→ **WORK ORDER**
Would you restate every entry that follows, word for word, and leave out the pictures?

→ **GIVEN INFORMATION**

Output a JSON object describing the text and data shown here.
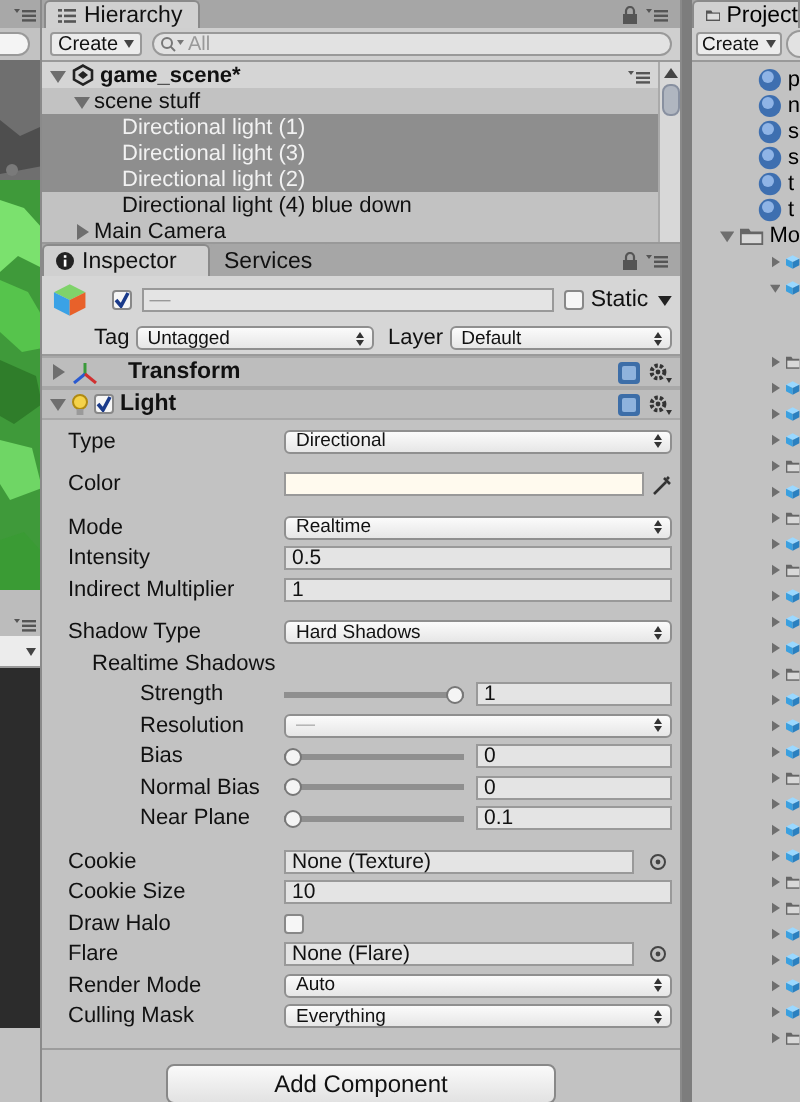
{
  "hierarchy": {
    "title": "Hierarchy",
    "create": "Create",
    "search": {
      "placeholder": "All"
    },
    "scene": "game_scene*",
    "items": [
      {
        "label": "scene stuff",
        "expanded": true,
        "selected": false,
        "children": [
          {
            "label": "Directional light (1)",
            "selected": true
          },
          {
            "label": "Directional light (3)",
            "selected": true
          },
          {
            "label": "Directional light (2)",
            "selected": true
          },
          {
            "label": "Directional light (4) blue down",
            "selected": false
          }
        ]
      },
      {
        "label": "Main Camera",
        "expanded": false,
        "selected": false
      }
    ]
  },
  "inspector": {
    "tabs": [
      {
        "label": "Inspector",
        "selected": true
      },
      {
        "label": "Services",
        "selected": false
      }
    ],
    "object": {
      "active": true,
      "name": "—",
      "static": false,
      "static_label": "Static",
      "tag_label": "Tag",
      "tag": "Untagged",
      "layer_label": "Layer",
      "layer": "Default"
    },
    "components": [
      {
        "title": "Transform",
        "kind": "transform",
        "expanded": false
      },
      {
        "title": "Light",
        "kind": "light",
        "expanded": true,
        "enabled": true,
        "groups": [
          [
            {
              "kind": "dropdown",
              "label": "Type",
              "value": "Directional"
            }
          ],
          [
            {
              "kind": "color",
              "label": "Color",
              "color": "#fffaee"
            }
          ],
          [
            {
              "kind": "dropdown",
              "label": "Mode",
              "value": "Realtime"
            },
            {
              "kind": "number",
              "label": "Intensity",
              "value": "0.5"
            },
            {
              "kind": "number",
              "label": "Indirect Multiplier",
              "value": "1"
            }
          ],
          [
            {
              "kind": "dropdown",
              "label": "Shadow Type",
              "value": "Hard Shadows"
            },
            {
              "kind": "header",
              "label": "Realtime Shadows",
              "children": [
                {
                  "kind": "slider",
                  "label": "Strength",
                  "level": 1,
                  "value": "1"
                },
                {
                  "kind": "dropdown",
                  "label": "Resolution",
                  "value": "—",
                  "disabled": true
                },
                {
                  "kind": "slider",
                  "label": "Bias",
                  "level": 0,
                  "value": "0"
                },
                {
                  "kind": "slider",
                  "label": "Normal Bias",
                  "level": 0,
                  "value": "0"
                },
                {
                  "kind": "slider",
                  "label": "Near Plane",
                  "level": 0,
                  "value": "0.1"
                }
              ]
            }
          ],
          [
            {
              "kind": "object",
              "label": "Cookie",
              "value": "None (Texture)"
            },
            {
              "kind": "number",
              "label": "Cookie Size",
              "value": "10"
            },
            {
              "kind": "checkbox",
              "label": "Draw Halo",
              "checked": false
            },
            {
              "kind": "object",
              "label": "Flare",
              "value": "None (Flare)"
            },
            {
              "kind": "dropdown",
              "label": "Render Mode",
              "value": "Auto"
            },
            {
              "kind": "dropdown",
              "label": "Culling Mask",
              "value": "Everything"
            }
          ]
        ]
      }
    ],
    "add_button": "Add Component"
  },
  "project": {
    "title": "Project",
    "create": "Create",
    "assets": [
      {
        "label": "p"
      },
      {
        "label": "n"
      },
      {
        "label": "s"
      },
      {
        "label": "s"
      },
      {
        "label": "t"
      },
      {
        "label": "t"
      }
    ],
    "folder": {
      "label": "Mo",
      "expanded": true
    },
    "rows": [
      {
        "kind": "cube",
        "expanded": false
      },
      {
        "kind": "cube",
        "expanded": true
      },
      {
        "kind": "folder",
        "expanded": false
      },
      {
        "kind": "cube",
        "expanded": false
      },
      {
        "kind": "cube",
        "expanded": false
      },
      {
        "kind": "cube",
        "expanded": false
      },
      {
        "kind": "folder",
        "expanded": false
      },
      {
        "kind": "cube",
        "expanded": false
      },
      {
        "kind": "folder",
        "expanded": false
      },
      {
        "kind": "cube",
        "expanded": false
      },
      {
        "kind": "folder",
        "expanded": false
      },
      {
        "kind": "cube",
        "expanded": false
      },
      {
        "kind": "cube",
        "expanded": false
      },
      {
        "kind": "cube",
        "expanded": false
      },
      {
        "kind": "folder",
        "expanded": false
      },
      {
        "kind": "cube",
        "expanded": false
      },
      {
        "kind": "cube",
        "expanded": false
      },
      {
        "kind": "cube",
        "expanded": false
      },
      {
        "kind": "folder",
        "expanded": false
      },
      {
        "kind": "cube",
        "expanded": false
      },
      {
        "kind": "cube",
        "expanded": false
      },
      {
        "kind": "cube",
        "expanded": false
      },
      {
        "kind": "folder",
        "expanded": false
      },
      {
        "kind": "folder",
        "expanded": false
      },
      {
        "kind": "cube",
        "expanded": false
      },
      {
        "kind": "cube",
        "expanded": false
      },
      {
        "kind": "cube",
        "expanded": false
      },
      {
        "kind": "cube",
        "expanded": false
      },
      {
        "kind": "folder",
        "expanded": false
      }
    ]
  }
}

→ **WRITTEN REPLY**
Output a JSON object describing the text and data shown here.
{
  "hierarchy": {
    "title": "Hierarchy",
    "create": "Create",
    "search": {
      "placeholder": "All"
    },
    "scene": "game_scene*",
    "items": [
      {
        "label": "scene stuff",
        "expanded": true,
        "selected": false,
        "children": [
          {
            "label": "Directional light (1)",
            "selected": true
          },
          {
            "label": "Directional light (3)",
            "selected": true
          },
          {
            "label": "Directional light (2)",
            "selected": true
          },
          {
            "label": "Directional light (4) blue down",
            "selected": false
          }
        ]
      },
      {
        "label": "Main Camera",
        "expanded": false,
        "selected": false
      }
    ]
  },
  "inspector": {
    "tabs": [
      {
        "label": "Inspector",
        "selected": true
      },
      {
        "label": "Services",
        "selected": false
      }
    ],
    "object": {
      "active": true,
      "name": "—",
      "static": false,
      "static_label": "Static",
      "tag_label": "Tag",
      "tag": "Untagged",
      "layer_label": "Layer",
      "layer": "Default"
    },
    "components": [
      {
        "title": "Transform",
        "kind": "transform",
        "expanded": false
      },
      {
        "title": "Light",
        "kind": "light",
        "expanded": true,
        "enabled": true,
        "groups": [
          [
            {
              "kind": "dropdown",
              "label": "Type",
              "value": "Directional"
            }
          ],
          [
            {
              "kind": "color",
              "label": "Color",
              "color": "#fffaee"
            }
          ],
          [
            {
              "kind": "dropdown",
              "label": "Mode",
              "value": "Realtime"
            },
            {
              "kind": "number",
              "label": "Intensity",
              "value": "0.5"
            },
            {
              "kind": "number",
              "label": "Indirect Multiplier",
              "value": "1"
            }
          ],
          [
            {
              "kind": "dropdown",
              "label": "Shadow Type",
              "value": "Hard Shadows"
            },
            {
              "kind": "header",
              "label": "Realtime Shadows",
              "children": [
                {
                  "kind": "slider",
                  "label": "Strength",
                  "level": 1,
                  "value": "1"
                },
                {
                  "kind": "dropdown",
                  "label": "Resolution",
                  "value": "—",
                  "disabled": true
                },
                {
                  "kind": "slider",
                  "label": "Bias",
                  "level": 0,
                  "value": "0"
                },
                {
                  "kind": "slider",
                  "label": "Normal Bias",
                  "level": 0,
                  "value": "0"
                },
                {
                  "kind": "slider",
                  "label": "Near Plane",
                  "level": 0,
                  "value": "0.1"
                }
              ]
            }
          ],
          [
            {
              "kind": "object",
              "label": "Cookie",
              "value": "None (Texture)"
            },
            {
              "kind": "number",
              "label": "Cookie Size",
              "value": "10"
            },
            {
              "kind": "checkbox",
              "label": "Draw Halo",
              "checked": false
            },
            {
              "kind": "object",
              "label": "Flare",
              "value": "None (Flare)"
            },
            {
              "kind": "dropdown",
              "label": "Render Mode",
              "value": "Auto"
            },
            {
              "kind": "dropdown",
              "label": "Culling Mask",
              "value": "Everything"
            }
          ]
        ]
      }
    ],
    "add_button": "Add Component"
  },
  "project": {
    "title": "Project",
    "create": "Create",
    "assets": [
      {
        "label": "p"
      },
      {
        "label": "n"
      },
      {
        "label": "s"
      },
      {
        "label": "s"
      },
      {
        "label": "t"
      },
      {
        "label": "t"
      }
    ],
    "folder": {
      "label": "Mo",
      "expanded": true
    },
    "rows": [
      {
        "kind": "cube",
        "expanded": false
      },
      {
        "kind": "cube",
        "expanded": true
      },
      {
        "kind": "folder",
        "expanded": false
      },
      {
        "kind": "cube",
        "expanded": false
      },
      {
        "kind": "cube",
        "expanded": false
      },
      {
        "kind": "cube",
        "expanded": false
      },
      {
        "kind": "folder",
        "expanded": false
      },
      {
        "kind": "cube",
        "expanded": false
      },
      {
        "kind": "folder",
        "expanded": false
      },
      {
        "kind": "cube",
        "expanded": false
      },
      {
        "kind": "folder",
        "expanded": false
      },
      {
        "kind": "cube",
        "expanded": false
      },
      {
        "kind": "cube",
        "expanded": false
      },
      {
        "kind": "cube",
        "expanded": false
      },
      {
        "kind": "folder",
        "expanded": false
      },
      {
        "kind": "cube",
        "expanded": false
      },
      {
        "kind": "cube",
        "expanded": false
      },
      {
        "kind": "cube",
        "expanded": false
      },
      {
        "kind": "folder",
        "expanded": false
      },
      {
        "kind": "cube",
        "expanded": false
      },
      {
        "kind": "cube",
        "expanded": false
      },
      {
        "kind": "cube",
        "expanded": false
      },
      {
        "kind": "folder",
        "expanded": false
      },
      {
        "kind": "folder",
        "expanded": false
      },
      {
        "kind": "cube",
        "expanded": false
      },
      {
        "kind": "cube",
        "expanded": false
      },
      {
        "kind": "cube",
        "expanded": false
      },
      {
        "kind": "cube",
        "expanded": false
      },
      {
        "kind": "folder",
        "expanded": false
      }
    ]
  }
}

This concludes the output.